Kevin added: “This building has a real character and it’s hardly changed. Coming here was my first time away from school so it felt like a big step into an adult world. It was a new-found freedom for me and you could be who you wanted to be.”

Samantha added: “Julian was one of our lecturers and he hasn’t changed at all – he’s exactly the same as he was 23 years ago. It’s a bit like coming home today and we’re really glad we came.”

Kevin and Samantha’s friend Nathan Rose, 42

“We all met on this course way back! I then did a degree in theatre design at the Royal Welsh College of Music and Drama in Cardiff.  I’ve worked in theatre-related roles ever since and now I’m head of props at Nottingham Playhouse where I’ve worked for over nine years.

“My memories are that being here were two really strong years of education. For me it was the best two years of education actually. We enjoyed lots of freedom, met lots of like-minded people and got the real artistic passion from our tutors.

“Even today, I still refer back to my time at the college in my job today and remember and use all the things I learnt. It’s great to be back today – where has time gone?!”

Jessica Mendham, 22 (far right of group picture)

“I was a student here four years ago and studied the foundation course with Julian Bray who is hosting this event today.  I then went to Norwich University to study fine art and graduated last year.

“I’ve just finished working in a school as artist in residence for a year and have also been helping to run an outpost gallery in Norwich and a gallery in Colchester.

“My foundation art year was the most important educational year for me as I felt it was a vital transition year from A Levels to Further Education. It was so important and liberating from a school environment. What I’ve learnt from Julian here will remain with me forever.

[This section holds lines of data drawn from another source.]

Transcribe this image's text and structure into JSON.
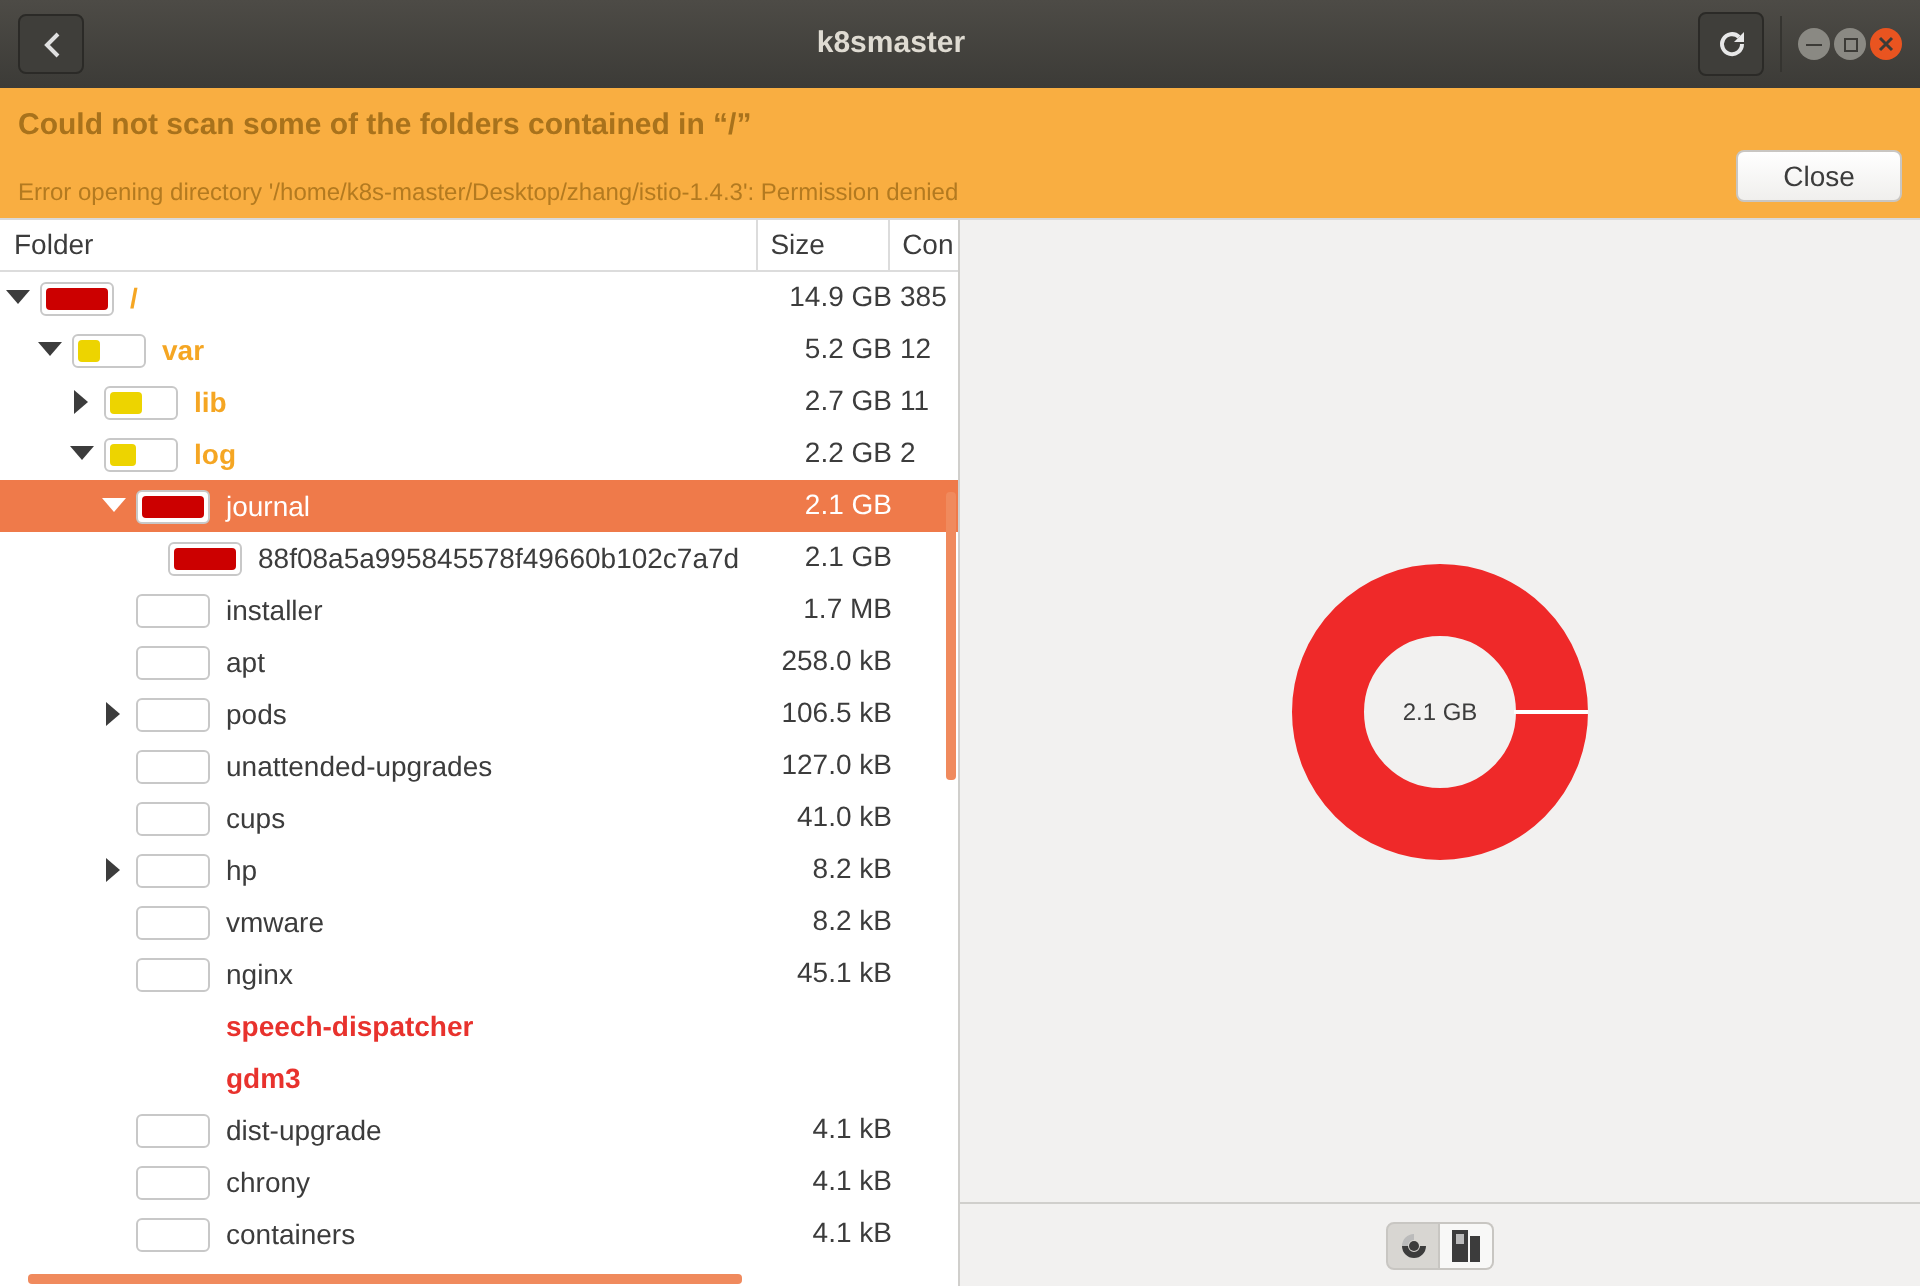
{
  "window": {
    "title": "k8smaster"
  },
  "infobar": {
    "title": "Could not scan some of the folders contained in “/”",
    "message": "Error opening directory '/home/k8s-master/Desktop/zhang/istio-1.4.3': Permission denied",
    "button": "Close"
  },
  "table": {
    "columns": [
      "Folder",
      "Size",
      "Con"
    ],
    "rows": [
      {
        "name": "/",
        "size": "14.9 GB",
        "contents": "385",
        "partial": true,
        "error": false,
        "expandable": true,
        "expanded": true,
        "selected": false,
        "level": 1,
        "color": "#cc0000",
        "children": [
          {
            "name": "var",
            "size": "5.2 GB",
            "contents": "12",
            "partial": true,
            "error": false,
            "expandable": true,
            "expanded": true,
            "selected": false,
            "level": 0.35,
            "color": "#edd400",
            "children": [
              {
                "name": "lib",
                "size": "2.7 GB",
                "contents": "11",
                "partial": true,
                "error": false,
                "expandable": true,
                "expanded": false,
                "selected": false,
                "level": 0.52,
                "color": "#edd400"
              },
              {
                "name": "log",
                "size": "2.2 GB",
                "contents": "2",
                "partial": true,
                "error": false,
                "expandable": true,
                "expanded": true,
                "selected": false,
                "level": 0.42,
                "color": "#edd400",
                "children": [
                  {
                    "name": "journal",
                    "size": "2.1 GB",
                    "partial": false,
                    "error": false,
                    "expandable": true,
                    "expanded": true,
                    "selected": true,
                    "level": 1,
                    "color": "#cc0000",
                    "children": [
                      {
                        "name": "88f08a5a995845578f49660b102c7a7d",
                        "size": "2.1 GB",
                        "partial": false,
                        "error": false,
                        "expandable": false,
                        "selected": false,
                        "level": 1,
                        "color": "#cc0000"
                      }
                    ]
                  },
                  {
                    "name": "installer",
                    "size": "1.7 MB",
                    "partial": false,
                    "error": false,
                    "expandable": false,
                    "selected": false
                  },
                  {
                    "name": "apt",
                    "size": "258.0 kB",
                    "partial": false,
                    "error": false,
                    "expandable": false,
                    "selected": false
                  },
                  {
                    "name": "pods",
                    "size": "106.5 kB",
                    "partial": false,
                    "error": false,
                    "expandable": true,
                    "expanded": false,
                    "selected": false
                  },
                  {
                    "name": "unattended-upgrades",
                    "size": "127.0 kB",
                    "partial": false,
                    "error": false,
                    "expandable": false,
                    "selected": false
                  },
                  {
                    "name": "cups",
                    "size": "41.0 kB",
                    "partial": false,
                    "error": false,
                    "expandable": false,
                    "selected": false
                  },
                  {
                    "name": "hp",
                    "size": "8.2 kB",
                    "partial": false,
                    "error": false,
                    "expandable": true,
                    "expanded": false,
                    "selected": false
                  },
                  {
                    "name": "vmware",
                    "size": "8.2 kB",
                    "partial": false,
                    "error": false,
                    "expandable": false,
                    "selected": false
                  },
                  {
                    "name": "nginx",
                    "size": "45.1 kB",
                    "partial": false,
                    "error": false,
                    "expandable": false,
                    "selected": false
                  },
                  {
                    "name": "speech-dispatcher",
                    "error": true,
                    "expandable": false,
                    "selected": false
                  },
                  {
                    "name": "gdm3",
                    "error": true,
                    "expandable": false,
                    "selected": false
                  },
                  {
                    "name": "dist-upgrade",
                    "size": "4.1 kB",
                    "partial": false,
                    "error": false,
                    "expandable": false,
                    "selected": false
                  },
                  {
                    "name": "chrony",
                    "size": "4.1 kB",
                    "partial": false,
                    "error": false,
                    "expandable": false,
                    "selected": false
                  },
                  {
                    "name": "containers",
                    "size": "4.1 kB",
                    "partial": false,
                    "error": false,
                    "expandable": false,
                    "selected": false
                  }
                ]
              }
            ]
          }
        ]
      }
    ]
  },
  "chart": {
    "center_label": "2.1 GB"
  },
  "view_buttons": [
    {
      "kind": "rings",
      "selected": true
    },
    {
      "kind": "treemap",
      "selected": false
    }
  ]
}
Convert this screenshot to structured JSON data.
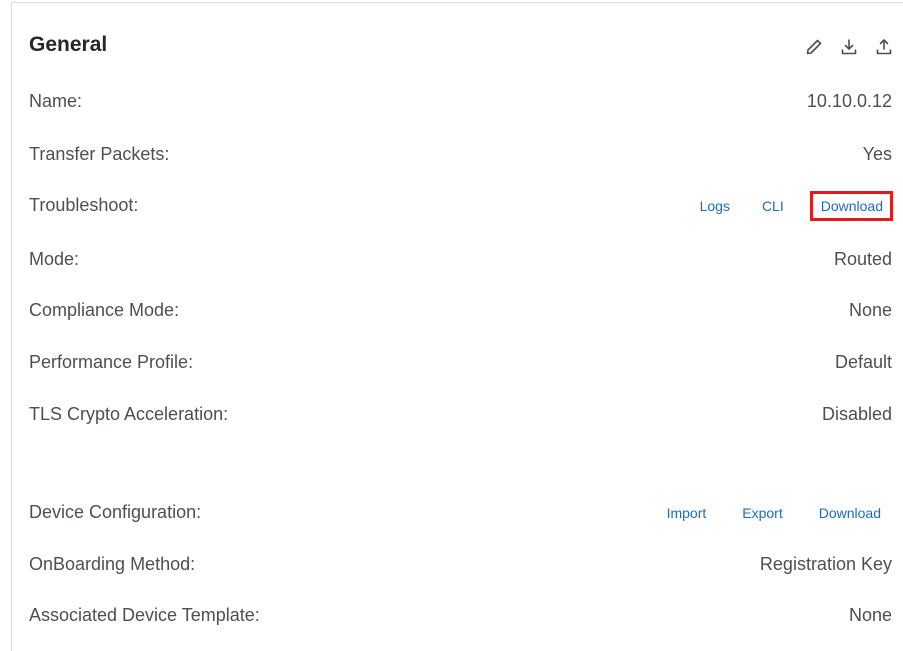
{
  "header": {
    "title": "General",
    "icons": [
      "pencil-icon",
      "download-icon",
      "upload-icon"
    ]
  },
  "rows": {
    "name": {
      "label": "Name:",
      "value": "10.10.0.12"
    },
    "transfer_packets": {
      "label": "Transfer Packets:",
      "value": "Yes"
    },
    "troubleshoot": {
      "label": "Troubleshoot:",
      "links": [
        "Logs",
        "CLI",
        "Download"
      ]
    },
    "mode": {
      "label": "Mode:",
      "value": "Routed"
    },
    "compliance_mode": {
      "label": "Compliance Mode:",
      "value": "None"
    },
    "performance_profile": {
      "label": "Performance Profile:",
      "value": "Default"
    },
    "tls_crypto": {
      "label": "TLS Crypto Acceleration:",
      "value": "Disabled"
    },
    "device_configuration": {
      "label": "Device Configuration:",
      "links": [
        "Import",
        "Export",
        "Download"
      ]
    },
    "onboarding_method": {
      "label": "OnBoarding Method:",
      "value": "Registration Key"
    },
    "associated_template": {
      "label": "Associated Device Template:",
      "value": "None"
    }
  },
  "colors": {
    "link": "#1a6cc5",
    "highlight_box": "#e31b1b",
    "text": "#4a5056",
    "title": "#23282d"
  }
}
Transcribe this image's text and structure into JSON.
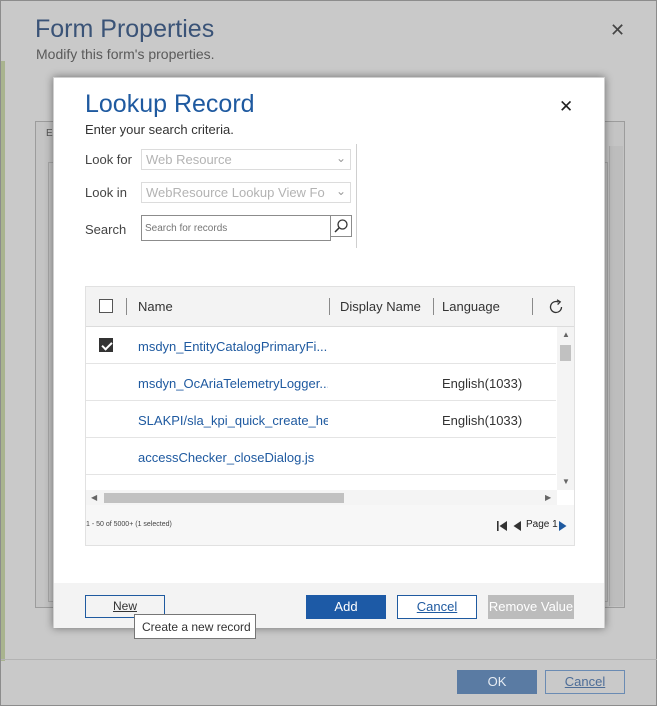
{
  "outer_dialog": {
    "title": "Form Properties",
    "subtitle": "Modify this form's properties.",
    "tab_fragment": "E",
    "ok_label": "OK",
    "cancel_label": "Cancel"
  },
  "lookup_dialog": {
    "title": "Lookup Record",
    "subtitle": "Enter your search criteria.",
    "look_for_label": "Look for",
    "look_for_value": "Web Resource",
    "look_in_label": "Look in",
    "look_in_value": "WebResource Lookup View Fo",
    "search_label": "Search",
    "search_placeholder": "Search for records"
  },
  "grid": {
    "columns": [
      "Name",
      "Display Name",
      "Language"
    ],
    "rows": [
      {
        "name": "msdyn_EntityCatalogPrimaryFi...",
        "language": "",
        "selected": true
      },
      {
        "name": "msdyn_OcAriaTelemetryLogger...",
        "language": "English(1033)",
        "selected": false
      },
      {
        "name": "SLAKPI/sla_kpi_quick_create_he...",
        "language": "English(1033)",
        "selected": false
      },
      {
        "name": "accessChecker_closeDialog.js",
        "language": "",
        "selected": false
      }
    ],
    "status": "1 - 50 of 5000+ (1 selected)",
    "page_label": "Page 1"
  },
  "footer": {
    "new_label": "New",
    "add_label": "Add",
    "cancel_label": "Cancel",
    "remove_label": "Remove Value",
    "tooltip": "Create a new record"
  },
  "colors": {
    "title_blue": "#1f5aa0",
    "primary_button": "#1d5aa6",
    "disabled_button": "#bcbcbc"
  },
  "icons": [
    "close-icon",
    "chevron-down-icon",
    "search-icon",
    "refresh-icon",
    "first-page-icon",
    "previous-page-icon",
    "next-page-icon",
    "checkmark-icon"
  ]
}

“This building really has a great feeling of history as it’s time as an art school. My friends and I all met here and we’re all over the country now but keep in touch.”

The Chesterfield Road site had been home to Mansfield’s arts provision since 1930 when the original School of Art moved from Carr Bank to Ashfield House and its purpose-built adjoining studio block, which still bears the engraved ‘School of Art’ sign above its pillared entrance – although it is believed the art school had existed in other parts of the town since the 1800s.

A former Georgian home, Ashfield House had been occupied by the Parsons family from the 1800s before being sold in 1922 for the temporary use as Mansfield Technical College while the main building at the front of the site was being built.

The new technical college fronting Chesterfield Road South was opened in 1928, with Ashfield House, at the rear of the site, becoming the School of Art two years later.

It consisted of rooms for painting, wood-carving, modelling, elementary art and life-drawing, along with a staff room and an office for headmaster Albert Sorby Buxton.

According to records, building costs were £8,214 and a further £1,000 was spent on furniture and equipment.

The school of art later became Mansfield College of Art and remained an autonomous institution until it became part of West Nottinghamshire College of Further Education in 1976.

The college’s new visual arts centre at Derby Road will boast many modern studios for visual arts, design, screen-print, fashion and textiles, graphic design and photography, along with a wood, metal and ceramics workshop. Its entrance foyer will serve as an exhibition space for students to display their work.

The centre forms part of the college’s ongoing £40 million investment in its buildings and facilities across Mansfield and Ashfield.

Steve McAlone, head of creative industries and digital technologies, said: “It was wonderful to see so many current and former members of staff and students come together to re-live happy memories and celebrate how the building has both inspired and shaped their lives.

“For many, it has been a special place of learning that has provided wonderful opportunities for the study of art, craft and design and the birthplace of their creative careers.

“The building had a very creative atmosphere and a real buzz, which we will take with us into the exciting new facilities at Derby Road to generate even more life-enhancing opportunities for creative artists of the future.”